++++ Data for processing

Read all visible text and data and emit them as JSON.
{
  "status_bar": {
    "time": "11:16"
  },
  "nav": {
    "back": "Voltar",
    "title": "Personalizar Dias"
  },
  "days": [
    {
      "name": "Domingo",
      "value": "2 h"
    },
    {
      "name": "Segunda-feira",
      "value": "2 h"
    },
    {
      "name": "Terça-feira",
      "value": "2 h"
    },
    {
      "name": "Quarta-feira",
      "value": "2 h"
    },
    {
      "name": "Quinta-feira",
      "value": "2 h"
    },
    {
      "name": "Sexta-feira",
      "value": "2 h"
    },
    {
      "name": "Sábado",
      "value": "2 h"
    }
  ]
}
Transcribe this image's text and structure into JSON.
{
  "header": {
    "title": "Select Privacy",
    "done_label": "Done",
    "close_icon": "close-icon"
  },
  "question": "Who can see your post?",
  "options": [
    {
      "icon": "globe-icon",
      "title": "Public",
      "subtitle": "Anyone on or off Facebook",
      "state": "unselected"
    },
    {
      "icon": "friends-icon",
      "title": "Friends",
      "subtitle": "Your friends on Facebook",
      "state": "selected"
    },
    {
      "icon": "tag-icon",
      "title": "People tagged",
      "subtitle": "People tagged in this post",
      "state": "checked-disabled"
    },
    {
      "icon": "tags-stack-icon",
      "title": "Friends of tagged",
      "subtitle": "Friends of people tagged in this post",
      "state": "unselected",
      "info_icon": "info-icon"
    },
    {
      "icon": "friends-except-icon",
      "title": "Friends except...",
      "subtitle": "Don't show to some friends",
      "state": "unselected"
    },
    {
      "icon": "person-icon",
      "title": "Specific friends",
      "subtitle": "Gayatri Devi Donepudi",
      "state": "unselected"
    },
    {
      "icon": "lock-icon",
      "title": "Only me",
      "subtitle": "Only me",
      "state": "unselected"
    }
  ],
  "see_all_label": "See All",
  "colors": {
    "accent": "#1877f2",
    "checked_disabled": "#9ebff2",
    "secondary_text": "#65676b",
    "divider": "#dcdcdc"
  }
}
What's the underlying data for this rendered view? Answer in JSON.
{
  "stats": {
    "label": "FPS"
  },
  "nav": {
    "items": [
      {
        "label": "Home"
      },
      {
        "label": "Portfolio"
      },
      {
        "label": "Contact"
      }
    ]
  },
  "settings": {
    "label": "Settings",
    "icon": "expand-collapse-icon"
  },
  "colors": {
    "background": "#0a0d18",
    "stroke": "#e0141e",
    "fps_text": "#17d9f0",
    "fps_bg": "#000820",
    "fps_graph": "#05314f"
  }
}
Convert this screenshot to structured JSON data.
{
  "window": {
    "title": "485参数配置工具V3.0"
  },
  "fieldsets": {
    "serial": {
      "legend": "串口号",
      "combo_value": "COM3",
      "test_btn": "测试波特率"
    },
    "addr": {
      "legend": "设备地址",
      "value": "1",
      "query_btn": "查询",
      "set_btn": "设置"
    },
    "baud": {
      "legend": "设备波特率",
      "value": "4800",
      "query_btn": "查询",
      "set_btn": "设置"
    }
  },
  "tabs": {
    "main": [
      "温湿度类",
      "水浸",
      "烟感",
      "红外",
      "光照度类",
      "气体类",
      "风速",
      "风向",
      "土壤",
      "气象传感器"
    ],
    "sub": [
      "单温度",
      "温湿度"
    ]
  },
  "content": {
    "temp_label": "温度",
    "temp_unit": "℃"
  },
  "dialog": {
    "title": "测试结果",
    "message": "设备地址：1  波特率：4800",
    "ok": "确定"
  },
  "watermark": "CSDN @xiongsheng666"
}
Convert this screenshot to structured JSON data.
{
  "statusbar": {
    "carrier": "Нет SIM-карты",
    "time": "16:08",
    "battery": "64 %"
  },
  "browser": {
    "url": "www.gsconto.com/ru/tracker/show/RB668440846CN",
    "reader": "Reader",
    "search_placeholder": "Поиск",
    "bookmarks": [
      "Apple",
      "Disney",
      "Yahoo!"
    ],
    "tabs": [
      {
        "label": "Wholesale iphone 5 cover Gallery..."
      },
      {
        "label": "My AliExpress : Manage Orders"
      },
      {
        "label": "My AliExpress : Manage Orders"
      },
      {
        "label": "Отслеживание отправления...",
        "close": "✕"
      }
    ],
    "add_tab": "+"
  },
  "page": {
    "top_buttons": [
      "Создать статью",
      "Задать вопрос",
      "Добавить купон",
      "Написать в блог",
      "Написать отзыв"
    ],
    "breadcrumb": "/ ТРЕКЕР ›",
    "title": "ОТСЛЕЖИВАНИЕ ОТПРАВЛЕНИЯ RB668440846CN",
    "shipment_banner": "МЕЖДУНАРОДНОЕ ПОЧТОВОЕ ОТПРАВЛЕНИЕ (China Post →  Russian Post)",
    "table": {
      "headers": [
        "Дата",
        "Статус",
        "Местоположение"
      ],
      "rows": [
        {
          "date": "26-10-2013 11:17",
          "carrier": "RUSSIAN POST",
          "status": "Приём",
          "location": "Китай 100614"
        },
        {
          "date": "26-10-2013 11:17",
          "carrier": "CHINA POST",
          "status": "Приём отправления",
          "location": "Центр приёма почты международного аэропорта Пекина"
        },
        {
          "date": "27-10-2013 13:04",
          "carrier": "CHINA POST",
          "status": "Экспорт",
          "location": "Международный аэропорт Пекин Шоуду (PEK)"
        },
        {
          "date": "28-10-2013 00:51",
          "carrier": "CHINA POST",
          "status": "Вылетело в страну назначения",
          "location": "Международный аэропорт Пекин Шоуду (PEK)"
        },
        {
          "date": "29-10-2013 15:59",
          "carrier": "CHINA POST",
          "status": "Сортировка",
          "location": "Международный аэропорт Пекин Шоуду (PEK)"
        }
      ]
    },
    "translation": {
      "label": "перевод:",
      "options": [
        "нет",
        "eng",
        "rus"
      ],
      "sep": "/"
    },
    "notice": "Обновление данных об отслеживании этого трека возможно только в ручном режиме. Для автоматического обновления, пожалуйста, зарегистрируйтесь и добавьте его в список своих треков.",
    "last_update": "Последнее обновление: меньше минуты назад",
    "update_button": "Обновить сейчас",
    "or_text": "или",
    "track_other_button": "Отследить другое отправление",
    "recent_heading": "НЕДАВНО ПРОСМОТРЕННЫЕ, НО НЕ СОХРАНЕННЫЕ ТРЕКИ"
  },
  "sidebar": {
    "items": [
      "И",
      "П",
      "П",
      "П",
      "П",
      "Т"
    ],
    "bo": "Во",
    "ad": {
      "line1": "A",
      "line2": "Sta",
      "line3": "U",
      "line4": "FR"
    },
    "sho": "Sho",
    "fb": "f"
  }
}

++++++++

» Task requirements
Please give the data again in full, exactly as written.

» Solution for this problem
Read all visible text and data and emit them as JSON.
{
  "status_bar": {
    "time": "11:16"
  },
  "nav": {
    "back": "Voltar",
    "title": "Personalizar Dias"
  },
  "days": [
    {
      "name": "Domingo",
      "value": "2 h"
    },
    {
      "name": "Segunda-feira",
      "value": "2 h"
    },
    {
      "name": "Terça-feira",
      "value": "2 h"
    },
    {
      "name": "Quarta-feira",
      "value": "2 h"
    },
    {
      "name": "Quinta-feira",
      "value": "2 h"
    },
    {
      "name": "Sexta-feira",
      "value": "2 h"
    },
    {
      "name": "Sábado",
      "value": "2 h"
    }
  ]
}
Transcribe this image's text and structure into JSON.
{
  "header": {
    "title": "Select Privacy",
    "done_label": "Done",
    "close_icon": "close-icon"
  },
  "question": "Who can see your post?",
  "options": [
    {
      "icon": "globe-icon",
      "title": "Public",
      "subtitle": "Anyone on or off Facebook",
      "state": "unselected"
    },
    {
      "icon": "friends-icon",
      "title": "Friends",
      "subtitle": "Your friends on Facebook",
      "state": "selected"
    },
    {
      "icon": "tag-icon",
      "title": "People tagged",
      "subtitle": "People tagged in this post",
      "state": "checked-disabled"
    },
    {
      "icon": "tags-stack-icon",
      "title": "Friends of tagged",
      "subtitle": "Friends of people tagged in this post",
      "state": "unselected",
      "info_icon": "info-icon"
    },
    {
      "icon": "friends-except-icon",
      "title": "Friends except...",
      "subtitle": "Don't show to some friends",
      "state": "unselected"
    },
    {
      "icon": "person-icon",
      "title": "Specific friends",
      "subtitle": "Gayatri Devi Donepudi",
      "state": "unselected"
    },
    {
      "icon": "lock-icon",
      "title": "Only me",
      "subtitle": "Only me",
      "state": "unselected"
    }
  ],
  "see_all_label": "See All",
  "colors": {
    "accent": "#1877f2",
    "checked_disabled": "#9ebff2",
    "secondary_text": "#65676b",
    "divider": "#dcdcdc"
  }
}
What's the underlying data for this rendered view? Answer in JSON.
{
  "stats": {
    "label": "FPS"
  },
  "nav": {
    "items": [
      {
        "label": "Home"
      },
      {
        "label": "Portfolio"
      },
      {
        "label": "Contact"
      }
    ]
  },
  "settings": {
    "label": "Settings",
    "icon": "expand-collapse-icon"
  },
  "colors": {
    "background": "#0a0d18",
    "stroke": "#e0141e",
    "fps_text": "#17d9f0",
    "fps_bg": "#000820",
    "fps_graph": "#05314f"
  }
}
Convert this screenshot to structured JSON data.
{
  "window": {
    "title": "485参数配置工具V3.0"
  },
  "fieldsets": {
    "serial": {
      "legend": "串口号",
      "combo_value": "COM3",
      "test_btn": "测试波特率"
    },
    "addr": {
      "legend": "设备地址",
      "value": "1",
      "query_btn": "查询",
      "set_btn": "设置"
    },
    "baud": {
      "legend": "设备波特率",
      "value": "4800",
      "query_btn": "查询",
      "set_btn": "设置"
    }
  },
  "tabs": {
    "main": [
      "温湿度类",
      "水浸",
      "烟感",
      "红外",
      "光照度类",
      "气体类",
      "风速",
      "风向",
      "土壤",
      "气象传感器"
    ],
    "sub": [
      "单温度",
      "温湿度"
    ]
  },
  "content": {
    "temp_label": "温度",
    "temp_unit": "℃"
  },
  "dialog": {
    "title": "测试结果",
    "message": "设备地址：1  波特率：4800",
    "ok": "确定"
  },
  "watermark": "CSDN @xiongsheng666"
}
Convert this screenshot to structured JSON data.
{
  "statusbar": {
    "carrier": "Нет SIM-карты",
    "time": "16:08",
    "battery": "64 %"
  },
  "browser": {
    "url": "www.gsconto.com/ru/tracker/show/RB668440846CN",
    "reader": "Reader",
    "search_placeholder": "Поиск",
    "bookmarks": [
      "Apple",
      "Disney",
      "Yahoo!"
    ],
    "tabs": [
      {
        "label": "Wholesale iphone 5 cover Gallery..."
      },
      {
        "label": "My AliExpress : Manage Orders"
      },
      {
        "label": "My AliExpress : Manage Orders"
      },
      {
        "label": "Отслеживание отправления...",
        "close": "✕"
      }
    ],
    "add_tab": "+"
  },
  "page": {
    "top_buttons": [
      "Создать статью",
      "Задать вопрос",
      "Добавить купон",
      "Написать в блог",
      "Написать отзыв"
    ],
    "breadcrumb": "/ ТРЕКЕР ›",
    "title": "ОТСЛЕЖИВАНИЕ ОТПРАВЛЕНИЯ RB668440846CN",
    "shipment_banner": "МЕЖДУНАРОДНОЕ ПОЧТОВОЕ ОТПРАВЛЕНИЕ (China Post →  Russian Post)",
    "table": {
      "headers": [
        "Дата",
        "Статус",
        "Местоположение"
      ],
      "rows": [
        {
          "date": "26-10-2013 11:17",
          "carrier": "RUSSIAN POST",
          "status": "Приём",
          "location": "Китай 100614"
        },
        {
          "date": "26-10-2013 11:17",
          "carrier": "CHINA POST",
          "status": "Приём отправления",
          "location": "Центр приёма почты международного аэропорта Пекина"
        },
        {
          "date": "27-10-2013 13:04",
          "carrier": "CHINA POST",
          "status": "Экспорт",
          "location": "Международный аэропорт Пекин Шоуду (PEK)"
        },
        {
          "date": "28-10-2013 00:51",
          "carrier": "CHINA POST",
          "status": "Вылетело в страну назначения",
          "location": "Международный аэропорт Пекин Шоуду (PEK)"
        },
        {
          "date": "29-10-2013 15:59",
          "carrier": "CHINA POST",
          "status": "Сортировка",
          "location": "Международный аэропорт Пекин Шоуду (PEK)"
        }
      ]
    },
    "translation": {
      "label": "перевод:",
      "options": [
        "нет",
        "eng",
        "rus"
      ],
      "sep": "/"
    },
    "notice": "Обновление данных об отслеживании этого трека возможно только в ручном режиме. Для автоматического обновления, пожалуйста, зарегистрируйтесь и добавьте его в список своих треков.",
    "last_update": "Последнее обновление: меньше минуты назад",
    "update_button": "Обновить сейчас",
    "or_text": "или",
    "track_other_button": "Отследить другое отправление",
    "recent_heading": "НЕДАВНО ПРОСМОТРЕННЫЕ, НО НЕ СОХРАНЕННЫЕ ТРЕКИ"
  },
  "sidebar": {
    "items": [
      "И",
      "П",
      "П",
      "П",
      "П",
      "Т"
    ],
    "bo": "Во",
    "ad": {
      "line1": "A",
      "line2": "Sta",
      "line3": "U",
      "line4": "FR"
    },
    "sho": "Sho",
    "fb": "f"
  }
}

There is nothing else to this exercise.